Luciano Burti, Belgium 2001. Sato/Heidfeld, Austria 2002. Ralf Schumacher, USA 2004. Alexander Wurz, Australia 2007. Robert Kubica, Canada 2007. Heikki Kovalainen, Spain 2008. Felipe Massa, Hungary 2009. Mark Webber, Europe 2010. Fernando Alonso, Belgium 2012. Narain Karthikeyan, Abu Dhabi 2012. etc

All of these were close calls, and could have been much worse if the Imola disaster hadn't happened.

It was a major disaster, and I wouldn't want a fatality to spur these kind of changes, but it did. Ayrton and Roland would probably be extremely content that their deaths helped to remove the fate they suffered.

Good can come out of a terrible situation.
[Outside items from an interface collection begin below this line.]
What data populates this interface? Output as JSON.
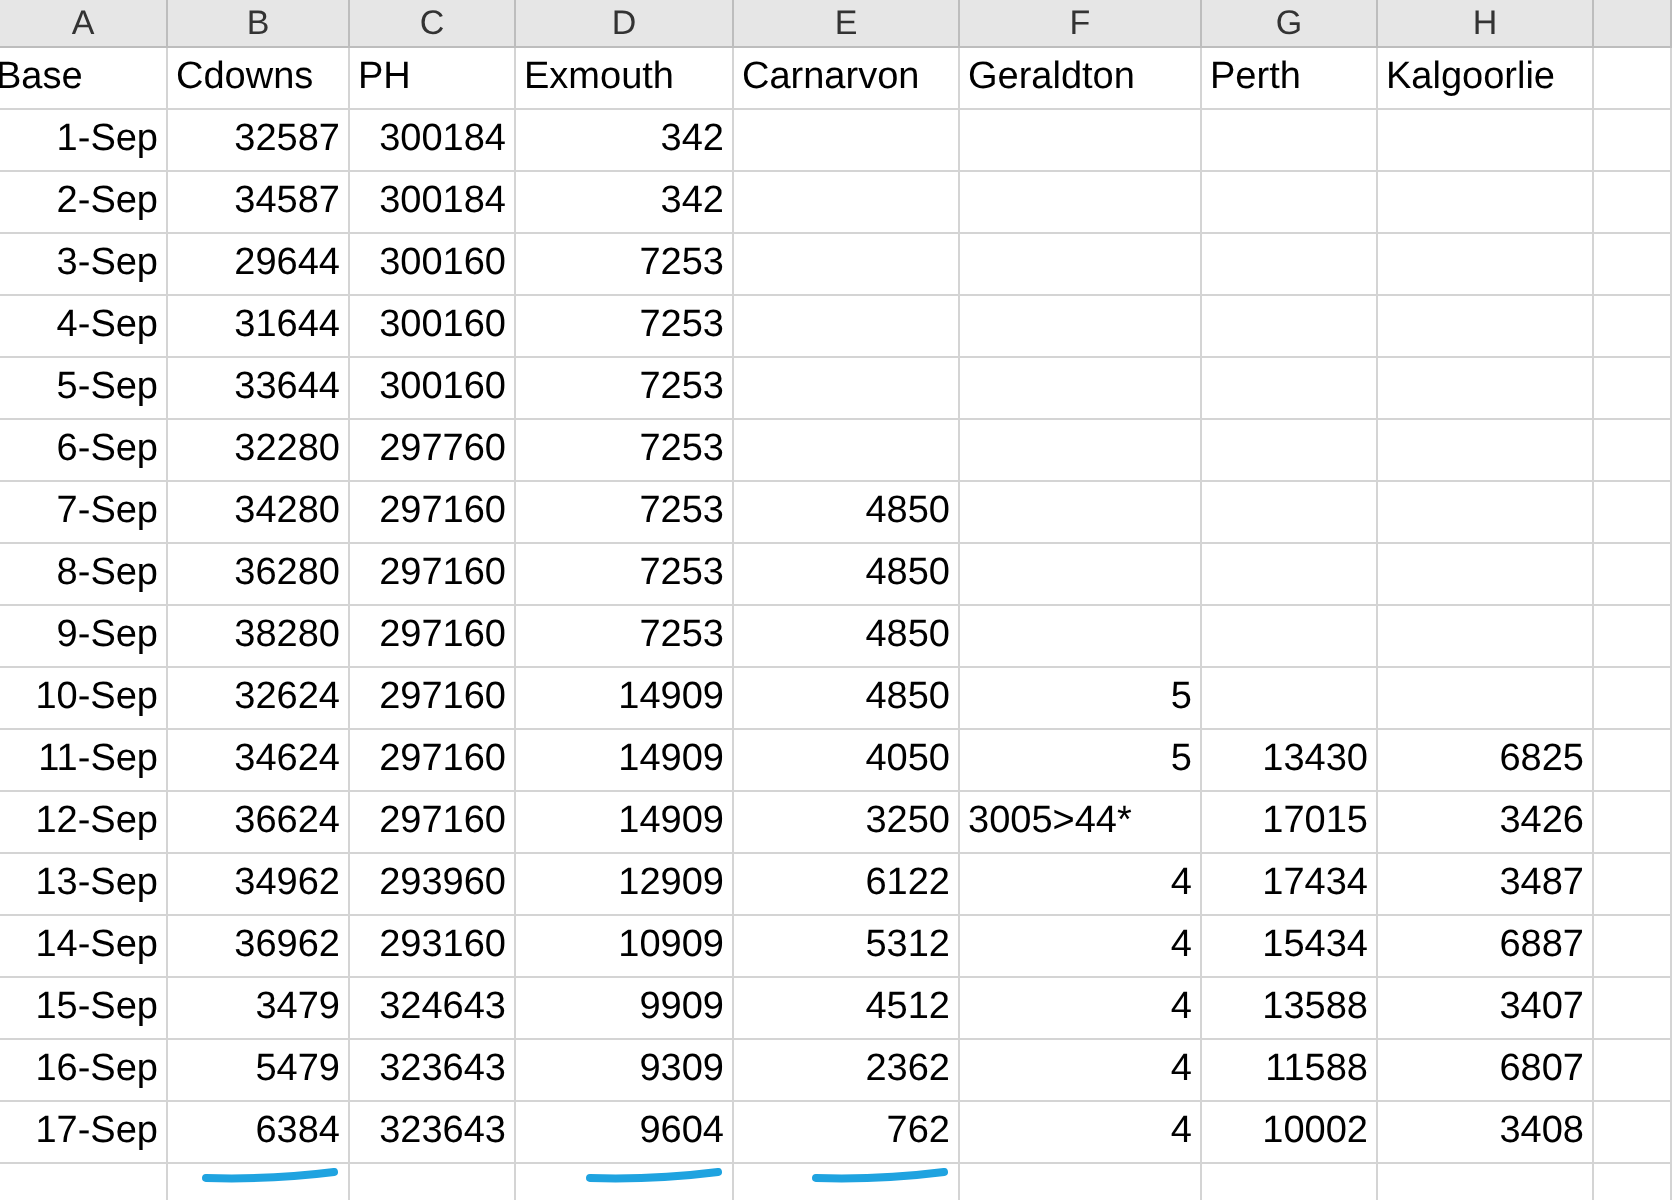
{
  "columns": [
    {
      "letter": "A",
      "marked": false
    },
    {
      "letter": "B",
      "marked": true
    },
    {
      "letter": "C",
      "marked": false
    },
    {
      "letter": "D",
      "marked": true
    },
    {
      "letter": "E",
      "marked": true
    },
    {
      "letter": "F",
      "marked": false
    },
    {
      "letter": "G",
      "marked": false
    },
    {
      "letter": "H",
      "marked": false
    }
  ],
  "header_row": [
    "Base",
    "Cdowns",
    "PH",
    "Exmouth",
    "Carnarvon",
    "Geraldton",
    "Perth",
    "Kalgoorlie"
  ],
  "rows": [
    [
      "1-Sep",
      "32587",
      "300184",
      "342"
    ],
    [
      "2-Sep",
      "34587",
      "300184",
      "342"
    ],
    [
      "3-Sep",
      "29644",
      "300160",
      "7253"
    ],
    [
      "4-Sep",
      "31644",
      "300160",
      "7253"
    ],
    [
      "5-Sep",
      "33644",
      "300160",
      "7253"
    ],
    [
      "6-Sep",
      "32280",
      "297760",
      "7253"
    ],
    [
      "7-Sep",
      "34280",
      "297160",
      "7253",
      "4850"
    ],
    [
      "8-Sep",
      "36280",
      "297160",
      "7253",
      "4850"
    ],
    [
      "9-Sep",
      "38280",
      "297160",
      "7253",
      "4850"
    ],
    [
      "10-Sep",
      "32624",
      "297160",
      "14909",
      "4850",
      "5"
    ],
    [
      "11-Sep",
      "34624",
      "297160",
      "14909",
      "4050",
      "5",
      "13430",
      "6825"
    ],
    [
      "12-Sep",
      "36624",
      "297160",
      "14909",
      "3250",
      {
        "text": "3005>44*",
        "kind": "text"
      },
      "17015",
      "3426"
    ],
    [
      "13-Sep",
      "34962",
      "293960",
      "12909",
      "6122",
      "4",
      "17434",
      "3487"
    ],
    [
      "14-Sep",
      "36962",
      "293160",
      "10909",
      "5312",
      "4",
      "15434",
      "6887"
    ],
    [
      "15-Sep",
      "3479",
      "324643",
      "9909",
      "4512",
      "4",
      "13588",
      "3407"
    ],
    [
      "16-Sep",
      "5479",
      "323643",
      "9309",
      "2362",
      "4",
      "11588",
      "6807"
    ],
    [
      "17-Sep",
      "6384",
      "323643",
      "9604",
      "762",
      "4",
      "10002",
      "3408"
    ]
  ]
}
Here, it most definitely did.

Deleted member 161052

When Érik Comas, the driver who was saved by Senna, saw the crash, he withdrew from the race.
Νοw read the first post. Great text, although it had some mistakes, especially about Ratzenberger :) His deal was just a five race one, and that's why he was so desparate to go through to the race :)

But beautiful job :)
Great read and the part about Senna winning 7 world titles is highly plausible, though a moot point really. The one thing that guts me everytime something about Ayrton comes up, is that it could of been or should of been avoided. There was no way that Roland was alive after that impact and his death should of been declared at the circuit, not at the Hospital or the medical Helicopter, whether it was a mistake or deliberate, that decision cost Ayrton his life.

I understand that the tragedies that weekend prompted many safety features, that have since potentially saved many lives and not just in Motorsport, though a simple, responsible decision could have saved Ayrton from being an unwanted statistic.
Out of respect heres the full Senna documentary film:

One thing to note in this documentary is the ratzenberger part, especially the comments he was making to one of the pit mechanics.

Also in regards to car safety heres another BBC4 documentary about the really fateful years back in 60/70's and changed that were demanded even back then when it was much worse: